Output the listing below, all of it, exactly as given.
=== Begin Enclosure ===
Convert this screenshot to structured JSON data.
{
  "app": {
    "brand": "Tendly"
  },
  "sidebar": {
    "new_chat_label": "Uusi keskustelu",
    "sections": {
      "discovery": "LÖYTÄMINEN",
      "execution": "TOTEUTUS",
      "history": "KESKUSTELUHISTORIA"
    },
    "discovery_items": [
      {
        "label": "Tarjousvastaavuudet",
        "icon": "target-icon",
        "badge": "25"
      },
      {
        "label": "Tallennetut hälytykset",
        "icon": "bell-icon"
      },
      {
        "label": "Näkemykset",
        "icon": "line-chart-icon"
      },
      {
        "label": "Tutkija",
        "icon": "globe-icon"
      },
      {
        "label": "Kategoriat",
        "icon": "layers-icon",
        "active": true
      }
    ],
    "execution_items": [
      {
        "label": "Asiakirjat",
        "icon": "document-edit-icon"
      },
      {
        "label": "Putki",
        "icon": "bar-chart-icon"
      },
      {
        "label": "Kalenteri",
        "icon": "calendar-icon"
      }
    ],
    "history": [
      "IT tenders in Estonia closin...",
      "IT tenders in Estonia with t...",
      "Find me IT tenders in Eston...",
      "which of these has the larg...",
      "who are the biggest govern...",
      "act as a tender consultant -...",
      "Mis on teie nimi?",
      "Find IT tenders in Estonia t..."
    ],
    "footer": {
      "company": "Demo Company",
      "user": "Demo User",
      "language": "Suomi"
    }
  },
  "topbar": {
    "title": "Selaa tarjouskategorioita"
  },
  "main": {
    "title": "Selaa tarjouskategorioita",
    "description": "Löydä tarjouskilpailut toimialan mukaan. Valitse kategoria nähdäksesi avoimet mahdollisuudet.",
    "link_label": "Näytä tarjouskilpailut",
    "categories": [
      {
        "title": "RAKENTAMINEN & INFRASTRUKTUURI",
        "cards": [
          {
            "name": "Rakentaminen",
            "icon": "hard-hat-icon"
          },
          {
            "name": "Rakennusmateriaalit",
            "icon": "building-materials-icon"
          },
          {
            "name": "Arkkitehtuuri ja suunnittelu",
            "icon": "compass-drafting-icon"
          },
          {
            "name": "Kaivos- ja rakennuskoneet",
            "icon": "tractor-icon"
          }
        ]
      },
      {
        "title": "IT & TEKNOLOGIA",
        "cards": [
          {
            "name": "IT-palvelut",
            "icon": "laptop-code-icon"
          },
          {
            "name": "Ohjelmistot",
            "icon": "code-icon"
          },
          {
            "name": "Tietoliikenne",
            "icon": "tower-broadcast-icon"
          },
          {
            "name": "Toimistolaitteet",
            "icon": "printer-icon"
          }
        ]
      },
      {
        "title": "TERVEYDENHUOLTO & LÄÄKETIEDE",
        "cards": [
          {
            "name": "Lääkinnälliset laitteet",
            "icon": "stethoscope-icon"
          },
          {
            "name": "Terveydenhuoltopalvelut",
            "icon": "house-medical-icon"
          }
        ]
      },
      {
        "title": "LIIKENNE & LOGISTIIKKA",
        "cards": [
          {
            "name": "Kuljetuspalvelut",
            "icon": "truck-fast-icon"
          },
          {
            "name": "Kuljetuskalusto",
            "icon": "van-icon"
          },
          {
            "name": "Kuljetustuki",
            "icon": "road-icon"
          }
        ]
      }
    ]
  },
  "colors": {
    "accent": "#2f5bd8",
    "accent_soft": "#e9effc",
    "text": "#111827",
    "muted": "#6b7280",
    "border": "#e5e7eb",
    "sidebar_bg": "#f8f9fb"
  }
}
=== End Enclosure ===
Worked solution:
Convert this screenshot to structured JSON data.
{
  "app": {
    "brand": "Tendly"
  },
  "sidebar": {
    "new_chat_label": "Uusi keskustelu",
    "sections": {
      "discovery": "LÖYTÄMINEN",
      "execution": "TOTEUTUS",
      "history": "KESKUSTELUHISTORIA"
    },
    "discovery_items": [
      {
        "label": "Tarjousvastaavuudet",
        "icon": "target-icon",
        "badge": "25"
      },
      {
        "label": "Tallennetut hälytykset",
        "icon": "bell-icon"
      },
      {
        "label": "Näkemykset",
        "icon": "line-chart-icon"
      },
      {
        "label": "Tutkija",
        "icon": "globe-icon"
      },
      {
        "label": "Kategoriat",
        "icon": "layers-icon",
        "active": true
      }
    ],
    "execution_items": [
      {
        "label": "Asiakirjat",
        "icon": "document-edit-icon"
      },
      {
        "label": "Putki",
        "icon": "bar-chart-icon"
      },
      {
        "label": "Kalenteri",
        "icon": "calendar-icon"
      }
    ],
    "history": [
      "IT tenders in Estonia closin...",
      "IT tenders in Estonia with t...",
      "Find me IT tenders in Eston...",
      "which of these has the larg...",
      "who are the biggest govern...",
      "act as a tender consultant -...",
      "Mis on teie nimi?",
      "Find IT tenders in Estonia t..."
    ],
    "footer": {
      "company": "Demo Company",
      "user": "Demo User",
      "language": "Suomi"
    }
  },
  "topbar": {
    "title": "Selaa tarjouskategorioita"
  },
  "main": {
    "title": "Selaa tarjouskategorioita",
    "description": "Löydä tarjouskilpailut toimialan mukaan. Valitse kategoria nähdäksesi avoimet mahdollisuudet.",
    "link_label": "Näytä tarjouskilpailut",
    "categories": [
      {
        "title": "RAKENTAMINEN & INFRASTRUKTUURI",
        "cards": [
          {
            "name": "Rakentaminen",
            "icon": "hard-hat-icon"
          },
          {
            "name": "Rakennusmateriaalit",
            "icon": "building-materials-icon"
          },
          {
            "name": "Arkkitehtuuri ja suunnittelu",
            "icon": "compass-drafting-icon"
          },
          {
            "name": "Kaivos- ja rakennuskoneet",
            "icon": "tractor-icon"
          }
        ]
      },
      {
        "title": "IT & TEKNOLOGIA",
        "cards": [
          {
            "name": "IT-palvelut",
            "icon": "laptop-code-icon"
          },
          {
            "name": "Ohjelmistot",
            "icon": "code-icon"
          },
          {
            "name": "Tietoliikenne",
            "icon": "tower-broadcast-icon"
          },
          {
            "name": "Toimistolaitteet",
            "icon": "printer-icon"
          }
        ]
      },
      {
        "title": "TERVEYDENHUOLTO & LÄÄKETIEDE",
        "cards": [
          {
            "name": "Lääkinnälliset laitteet",
            "icon": "stethoscope-icon"
          },
          {
            "name": "Terveydenhuoltopalvelut",
            "icon": "house-medical-icon"
          }
        ]
      },
      {
        "title": "LIIKENNE & LOGISTIIKKA",
        "cards": [
          {
            "name": "Kuljetuspalvelut",
            "icon": "truck-fast-icon"
          },
          {
            "name": "Kuljetuskalusto",
            "icon": "van-icon"
          },
          {
            "name": "Kuljetustuki",
            "icon": "road-icon"
          }
        ]
      }
    ]
  },
  "colors": {
    "accent": "#2f5bd8",
    "accent_soft": "#e9effc",
    "text": "#111827",
    "muted": "#6b7280",
    "border": "#e5e7eb",
    "sidebar_bg": "#f8f9fb"
  }
}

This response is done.